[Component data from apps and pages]
:::::

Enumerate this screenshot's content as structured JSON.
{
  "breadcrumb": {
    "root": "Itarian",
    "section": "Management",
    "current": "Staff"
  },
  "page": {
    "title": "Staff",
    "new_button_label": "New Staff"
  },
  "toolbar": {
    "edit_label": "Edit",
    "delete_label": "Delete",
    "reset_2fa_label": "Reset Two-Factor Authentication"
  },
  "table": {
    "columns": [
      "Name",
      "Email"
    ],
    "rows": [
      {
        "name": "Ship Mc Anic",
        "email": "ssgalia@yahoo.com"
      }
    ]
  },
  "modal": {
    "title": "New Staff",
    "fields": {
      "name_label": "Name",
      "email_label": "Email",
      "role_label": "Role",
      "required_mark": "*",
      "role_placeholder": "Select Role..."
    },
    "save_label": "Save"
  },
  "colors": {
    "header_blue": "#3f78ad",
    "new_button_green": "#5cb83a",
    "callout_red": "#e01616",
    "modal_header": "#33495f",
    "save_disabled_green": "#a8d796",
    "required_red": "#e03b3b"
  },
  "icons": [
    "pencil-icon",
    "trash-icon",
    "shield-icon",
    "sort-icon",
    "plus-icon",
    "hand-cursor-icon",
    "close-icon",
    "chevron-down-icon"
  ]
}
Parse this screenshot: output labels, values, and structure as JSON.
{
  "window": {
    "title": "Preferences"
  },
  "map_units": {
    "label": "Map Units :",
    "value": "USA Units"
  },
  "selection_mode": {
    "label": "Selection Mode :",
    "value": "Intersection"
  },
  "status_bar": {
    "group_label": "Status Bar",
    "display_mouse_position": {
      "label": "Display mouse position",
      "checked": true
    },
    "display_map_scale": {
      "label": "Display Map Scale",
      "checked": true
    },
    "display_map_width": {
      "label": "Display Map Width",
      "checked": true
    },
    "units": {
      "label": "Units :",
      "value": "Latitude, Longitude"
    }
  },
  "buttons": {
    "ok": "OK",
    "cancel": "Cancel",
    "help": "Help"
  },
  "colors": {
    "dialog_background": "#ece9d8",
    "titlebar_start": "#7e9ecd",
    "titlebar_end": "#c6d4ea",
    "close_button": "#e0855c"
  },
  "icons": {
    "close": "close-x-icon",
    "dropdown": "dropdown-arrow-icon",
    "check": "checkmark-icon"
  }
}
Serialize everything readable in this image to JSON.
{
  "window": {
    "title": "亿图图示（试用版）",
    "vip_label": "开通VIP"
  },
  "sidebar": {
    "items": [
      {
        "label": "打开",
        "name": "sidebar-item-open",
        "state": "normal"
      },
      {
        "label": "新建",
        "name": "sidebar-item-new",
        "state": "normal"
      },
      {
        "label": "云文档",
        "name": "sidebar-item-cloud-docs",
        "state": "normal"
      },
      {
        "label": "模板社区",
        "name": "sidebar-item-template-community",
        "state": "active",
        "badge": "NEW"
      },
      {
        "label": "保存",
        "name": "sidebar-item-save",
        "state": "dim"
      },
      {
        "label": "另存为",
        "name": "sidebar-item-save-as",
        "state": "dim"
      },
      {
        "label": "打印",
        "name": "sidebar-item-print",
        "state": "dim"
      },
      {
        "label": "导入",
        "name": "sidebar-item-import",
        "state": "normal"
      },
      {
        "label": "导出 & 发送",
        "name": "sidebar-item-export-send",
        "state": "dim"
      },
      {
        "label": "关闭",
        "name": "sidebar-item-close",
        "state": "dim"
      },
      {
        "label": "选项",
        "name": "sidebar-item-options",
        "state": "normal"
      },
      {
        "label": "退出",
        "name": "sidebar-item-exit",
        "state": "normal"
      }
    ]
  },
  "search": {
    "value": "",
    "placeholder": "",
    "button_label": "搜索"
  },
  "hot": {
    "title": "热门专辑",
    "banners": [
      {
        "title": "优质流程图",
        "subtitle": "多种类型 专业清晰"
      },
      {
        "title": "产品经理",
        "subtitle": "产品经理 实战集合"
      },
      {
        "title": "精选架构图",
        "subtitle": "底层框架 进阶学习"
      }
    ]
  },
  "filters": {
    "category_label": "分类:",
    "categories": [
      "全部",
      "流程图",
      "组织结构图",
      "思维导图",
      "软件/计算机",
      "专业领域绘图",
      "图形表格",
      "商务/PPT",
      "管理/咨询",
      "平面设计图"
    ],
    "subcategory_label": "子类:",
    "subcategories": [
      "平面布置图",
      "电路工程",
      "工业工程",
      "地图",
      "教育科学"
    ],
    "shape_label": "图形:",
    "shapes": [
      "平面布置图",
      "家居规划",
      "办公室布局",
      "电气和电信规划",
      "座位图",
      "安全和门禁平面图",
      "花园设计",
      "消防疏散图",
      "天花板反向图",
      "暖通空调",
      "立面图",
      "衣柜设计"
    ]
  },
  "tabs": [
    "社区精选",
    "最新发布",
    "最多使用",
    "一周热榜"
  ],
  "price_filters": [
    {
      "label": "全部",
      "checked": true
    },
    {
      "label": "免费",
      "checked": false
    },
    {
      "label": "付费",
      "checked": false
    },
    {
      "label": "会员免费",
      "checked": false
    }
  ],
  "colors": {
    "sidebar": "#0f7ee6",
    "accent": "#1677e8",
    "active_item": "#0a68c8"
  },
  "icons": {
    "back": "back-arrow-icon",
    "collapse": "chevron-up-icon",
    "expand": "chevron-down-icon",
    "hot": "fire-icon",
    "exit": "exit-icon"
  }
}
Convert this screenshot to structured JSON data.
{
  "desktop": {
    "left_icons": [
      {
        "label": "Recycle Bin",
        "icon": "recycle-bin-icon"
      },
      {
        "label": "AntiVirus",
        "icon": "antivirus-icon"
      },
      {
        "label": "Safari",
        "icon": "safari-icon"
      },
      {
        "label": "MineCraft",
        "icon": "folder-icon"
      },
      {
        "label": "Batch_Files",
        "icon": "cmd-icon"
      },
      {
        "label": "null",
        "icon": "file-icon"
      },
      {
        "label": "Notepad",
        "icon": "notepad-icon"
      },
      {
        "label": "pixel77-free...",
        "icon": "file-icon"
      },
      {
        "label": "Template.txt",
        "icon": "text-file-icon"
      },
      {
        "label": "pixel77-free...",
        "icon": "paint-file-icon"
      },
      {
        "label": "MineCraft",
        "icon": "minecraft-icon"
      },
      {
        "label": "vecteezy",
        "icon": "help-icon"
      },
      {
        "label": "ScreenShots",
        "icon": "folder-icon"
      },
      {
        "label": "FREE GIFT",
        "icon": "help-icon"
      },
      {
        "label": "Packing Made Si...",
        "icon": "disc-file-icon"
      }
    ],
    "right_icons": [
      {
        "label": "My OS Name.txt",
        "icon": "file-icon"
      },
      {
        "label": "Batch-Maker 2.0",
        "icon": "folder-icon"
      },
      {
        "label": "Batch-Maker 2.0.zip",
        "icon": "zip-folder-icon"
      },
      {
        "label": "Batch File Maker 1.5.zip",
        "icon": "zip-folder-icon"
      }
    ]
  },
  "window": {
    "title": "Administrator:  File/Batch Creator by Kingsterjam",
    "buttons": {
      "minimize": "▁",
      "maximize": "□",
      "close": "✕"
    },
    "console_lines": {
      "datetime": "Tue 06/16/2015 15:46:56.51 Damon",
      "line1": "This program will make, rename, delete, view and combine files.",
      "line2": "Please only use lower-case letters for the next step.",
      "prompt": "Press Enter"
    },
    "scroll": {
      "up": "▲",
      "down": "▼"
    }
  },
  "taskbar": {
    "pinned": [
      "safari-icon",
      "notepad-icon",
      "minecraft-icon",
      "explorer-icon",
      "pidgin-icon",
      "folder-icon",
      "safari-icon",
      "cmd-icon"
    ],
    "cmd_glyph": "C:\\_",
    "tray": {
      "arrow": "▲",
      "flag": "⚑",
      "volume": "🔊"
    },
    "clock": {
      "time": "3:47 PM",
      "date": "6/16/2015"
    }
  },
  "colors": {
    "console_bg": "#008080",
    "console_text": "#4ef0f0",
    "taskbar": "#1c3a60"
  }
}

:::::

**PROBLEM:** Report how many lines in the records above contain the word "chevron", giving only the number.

**WRITTEN SOLUTION:** 3